1:25 a.m. October 17, 2012

Michelle Obama's Wasted Vote: Blame The Electoral College!

“Right now my absentee ballot is on its way to my hometown, Chicago,” Michelle Obama said recently. “That means we are one vote closer to re-electing my husband.”

But does the First Lady’s vote matter? Or is she simply a participant in a meaningless democratic charade? To find out, let’s play America’s faaaavorite political game:

(Audience shouting in unison) "Blame. The. Electoral College!"

(Cheesy game show music)

A quick recap of the rules for those of you just tuning in: candidates don’t need to win people, they just need to win states. Every state has an electoral vote count equal to the number of lawmakers they send to Congress. Plus, Washington, DC gets three extra special votes just to make them feel like they’re part of America.

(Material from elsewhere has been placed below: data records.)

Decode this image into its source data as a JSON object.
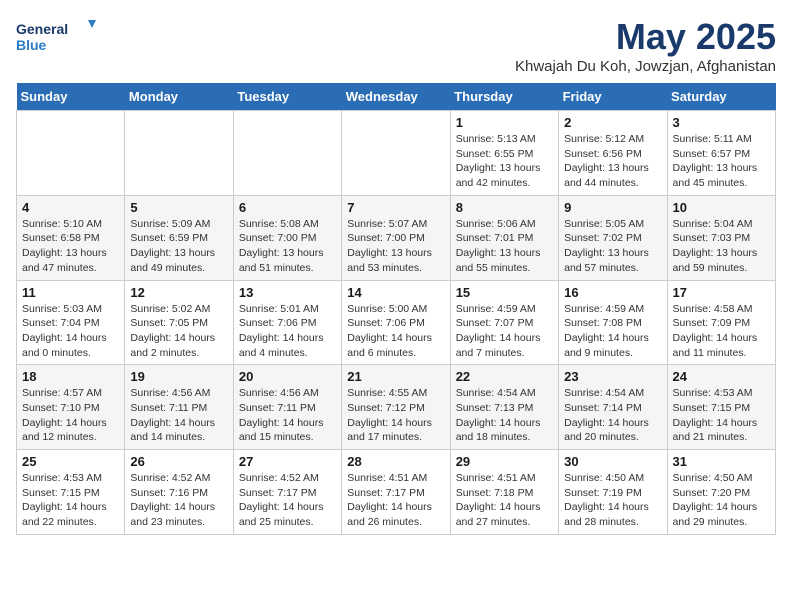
{
  "logo": {
    "line1": "General",
    "line2": "Blue"
  },
  "title": "May 2025",
  "location": "Khwajah Du Koh, Jowzjan, Afghanistan",
  "days_of_week": [
    "Sunday",
    "Monday",
    "Tuesday",
    "Wednesday",
    "Thursday",
    "Friday",
    "Saturday"
  ],
  "weeks": [
    [
      {
        "day": "",
        "info": ""
      },
      {
        "day": "",
        "info": ""
      },
      {
        "day": "",
        "info": ""
      },
      {
        "day": "",
        "info": ""
      },
      {
        "day": "1",
        "info": "Sunrise: 5:13 AM\nSunset: 6:55 PM\nDaylight: 13 hours\nand 42 minutes."
      },
      {
        "day": "2",
        "info": "Sunrise: 5:12 AM\nSunset: 6:56 PM\nDaylight: 13 hours\nand 44 minutes."
      },
      {
        "day": "3",
        "info": "Sunrise: 5:11 AM\nSunset: 6:57 PM\nDaylight: 13 hours\nand 45 minutes."
      }
    ],
    [
      {
        "day": "4",
        "info": "Sunrise: 5:10 AM\nSunset: 6:58 PM\nDaylight: 13 hours\nand 47 minutes."
      },
      {
        "day": "5",
        "info": "Sunrise: 5:09 AM\nSunset: 6:59 PM\nDaylight: 13 hours\nand 49 minutes."
      },
      {
        "day": "6",
        "info": "Sunrise: 5:08 AM\nSunset: 7:00 PM\nDaylight: 13 hours\nand 51 minutes."
      },
      {
        "day": "7",
        "info": "Sunrise: 5:07 AM\nSunset: 7:00 PM\nDaylight: 13 hours\nand 53 minutes."
      },
      {
        "day": "8",
        "info": "Sunrise: 5:06 AM\nSunset: 7:01 PM\nDaylight: 13 hours\nand 55 minutes."
      },
      {
        "day": "9",
        "info": "Sunrise: 5:05 AM\nSunset: 7:02 PM\nDaylight: 13 hours\nand 57 minutes."
      },
      {
        "day": "10",
        "info": "Sunrise: 5:04 AM\nSunset: 7:03 PM\nDaylight: 13 hours\nand 59 minutes."
      }
    ],
    [
      {
        "day": "11",
        "info": "Sunrise: 5:03 AM\nSunset: 7:04 PM\nDaylight: 14 hours\nand 0 minutes."
      },
      {
        "day": "12",
        "info": "Sunrise: 5:02 AM\nSunset: 7:05 PM\nDaylight: 14 hours\nand 2 minutes."
      },
      {
        "day": "13",
        "info": "Sunrise: 5:01 AM\nSunset: 7:06 PM\nDaylight: 14 hours\nand 4 minutes."
      },
      {
        "day": "14",
        "info": "Sunrise: 5:00 AM\nSunset: 7:06 PM\nDaylight: 14 hours\nand 6 minutes."
      },
      {
        "day": "15",
        "info": "Sunrise: 4:59 AM\nSunset: 7:07 PM\nDaylight: 14 hours\nand 7 minutes."
      },
      {
        "day": "16",
        "info": "Sunrise: 4:59 AM\nSunset: 7:08 PM\nDaylight: 14 hours\nand 9 minutes."
      },
      {
        "day": "17",
        "info": "Sunrise: 4:58 AM\nSunset: 7:09 PM\nDaylight: 14 hours\nand 11 minutes."
      }
    ],
    [
      {
        "day": "18",
        "info": "Sunrise: 4:57 AM\nSunset: 7:10 PM\nDaylight: 14 hours\nand 12 minutes."
      },
      {
        "day": "19",
        "info": "Sunrise: 4:56 AM\nSunset: 7:11 PM\nDaylight: 14 hours\nand 14 minutes."
      },
      {
        "day": "20",
        "info": "Sunrise: 4:56 AM\nSunset: 7:11 PM\nDaylight: 14 hours\nand 15 minutes."
      },
      {
        "day": "21",
        "info": "Sunrise: 4:55 AM\nSunset: 7:12 PM\nDaylight: 14 hours\nand 17 minutes."
      },
      {
        "day": "22",
        "info": "Sunrise: 4:54 AM\nSunset: 7:13 PM\nDaylight: 14 hours\nand 18 minutes."
      },
      {
        "day": "23",
        "info": "Sunrise: 4:54 AM\nSunset: 7:14 PM\nDaylight: 14 hours\nand 20 minutes."
      },
      {
        "day": "24",
        "info": "Sunrise: 4:53 AM\nSunset: 7:15 PM\nDaylight: 14 hours\nand 21 minutes."
      }
    ],
    [
      {
        "day": "25",
        "info": "Sunrise: 4:53 AM\nSunset: 7:15 PM\nDaylight: 14 hours\nand 22 minutes."
      },
      {
        "day": "26",
        "info": "Sunrise: 4:52 AM\nSunset: 7:16 PM\nDaylight: 14 hours\nand 23 minutes."
      },
      {
        "day": "27",
        "info": "Sunrise: 4:52 AM\nSunset: 7:17 PM\nDaylight: 14 hours\nand 25 minutes."
      },
      {
        "day": "28",
        "info": "Sunrise: 4:51 AM\nSunset: 7:17 PM\nDaylight: 14 hours\nand 26 minutes."
      },
      {
        "day": "29",
        "info": "Sunrise: 4:51 AM\nSunset: 7:18 PM\nDaylight: 14 hours\nand 27 minutes."
      },
      {
        "day": "30",
        "info": "Sunrise: 4:50 AM\nSunset: 7:19 PM\nDaylight: 14 hours\nand 28 minutes."
      },
      {
        "day": "31",
        "info": "Sunrise: 4:50 AM\nSunset: 7:20 PM\nDaylight: 14 hours\nand 29 minutes."
      }
    ]
  ]
}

The first candidate to score at least 270 electoral votes wins! But watch out! If no candidate can get to 270, that’s when the decision goes to the House of Representatives and . . .

(Audience chanting in unison) "Things. Get. Crazy!"

But since that probably won’t happen let’s move on to…

Round One: Why The Electoral College is Bullshit.

Your question for this round: Why is the Electoral College total bullshit?

a) It makes tens of millions of voters irrelevant. b) It awards disproportionate power to states with small populations. c) It allows candidates to win the election while losing the popular vote.

Yes, you are correct! The answer is d), all of the above! Let’s look at the facts:

a) Ever notice how Michelle Obama doesn’t hold many campaign rallies in her hometown? Like 48 other states, Illinois awards electors based on a winner-take-all method (Bonus Question: name the two outliers. Yes, Nebraska and Maine!). If a state is not competitive, there’s no reason to campaign there, since you get the same electoral votes whether you win 65% or 95% of the vote. Only the swing states matter; voters in partisan states like Texas are barely mentioned, let alone messed with. And since Illinois will surely choose Barack Obama by a wide margin, his wife’s vote there is basically meaningless.

Or look at it another way: Your vote only counts if it’s for the candidate that wins your state. Barack Obama got about 69.5 million votes in 2008, but as the organization FairVote points out, only about 40 million of those votes were in states he actually won. The other 29.5 million — over 40 percent of Obama’s total — were basically irrelevant to his Electoral College victory. At least in this context, Michelle’s vote in Illinois actually counted.

b) In 2008, California cast 53 times more votes for president than Wyoming. However, it only got to cast 18 times the number of electoral votes.

(Sad trombone)

c) Anybody remember 2000? Gore got over half a million more votes than Bush. Even if you’re glad you never had to watch President Gore threaten the Taliban with solar-powered lockboxes, you have to admit: losing despite winning is some kind of bullshit. And even if you don’t want to admit that, consider this: If John Kerry had won Ohio in 2004, he would have become president despite winning about three million fewer votes than George W. Bush. The Electoral College: It Can Happen to You!

Round 2: Why Do We Have the Electoral College?

Those of you Googling along at home already have the answer from a National Archives FAQ, with its question helpfully titled “Why do we have the electoral college?".

The founding fathers established the Electoral College in the Constitution as a compromise between election of the President by a vote in Congress and election of the President by a popular vote of qualified citizens.

Choke on that, unwashed masses – you’re lucky to even have a say in this thing at all. And remember, the Constitution allows state legislatures to choose electors however they want – if you start getting sassy, they can turn the whole thing over to the ladies of The View.


Hey, that’s the sound of the final round, where we all throw up our hands and scream:

(Audience throws up hands, screaming)

Round 3: What Are We Gonna Do About It?

You have 10 seconds ... time’s up!

The answer we were looking for, as always, is:


Let’s go back to the Archives for more:

Reference sources indicate that over the past 200 years, over 700 proposals have been introduced in Congress to reform or eliminate the Electoral College. There have been more proposals for Constitutional amendments on changing the Electoral College than on any other subject.

Better luck next 700 times. And what about the states? Well, our last show featured a “hold your breath until the states make Electoral College reforms” game, but all of the contestants wound up dead!

So it looks like once again our political system is incapable of fixing a glaringly obvious flaw. In the words of Steve Greene, an associate professor of political science at NC State University: “If not after 2000, when?”

Well, it’s certainly not going to be now, because we’re out of time. Be sure to tune in after the next disputed election for a special Supreme Court Death Battle edition as we:

(Audience shouting in unison) "Blame. The. Electoral College!"

Back channel chatter

There is a scribble about this dispatch in the backroom, with three contributors.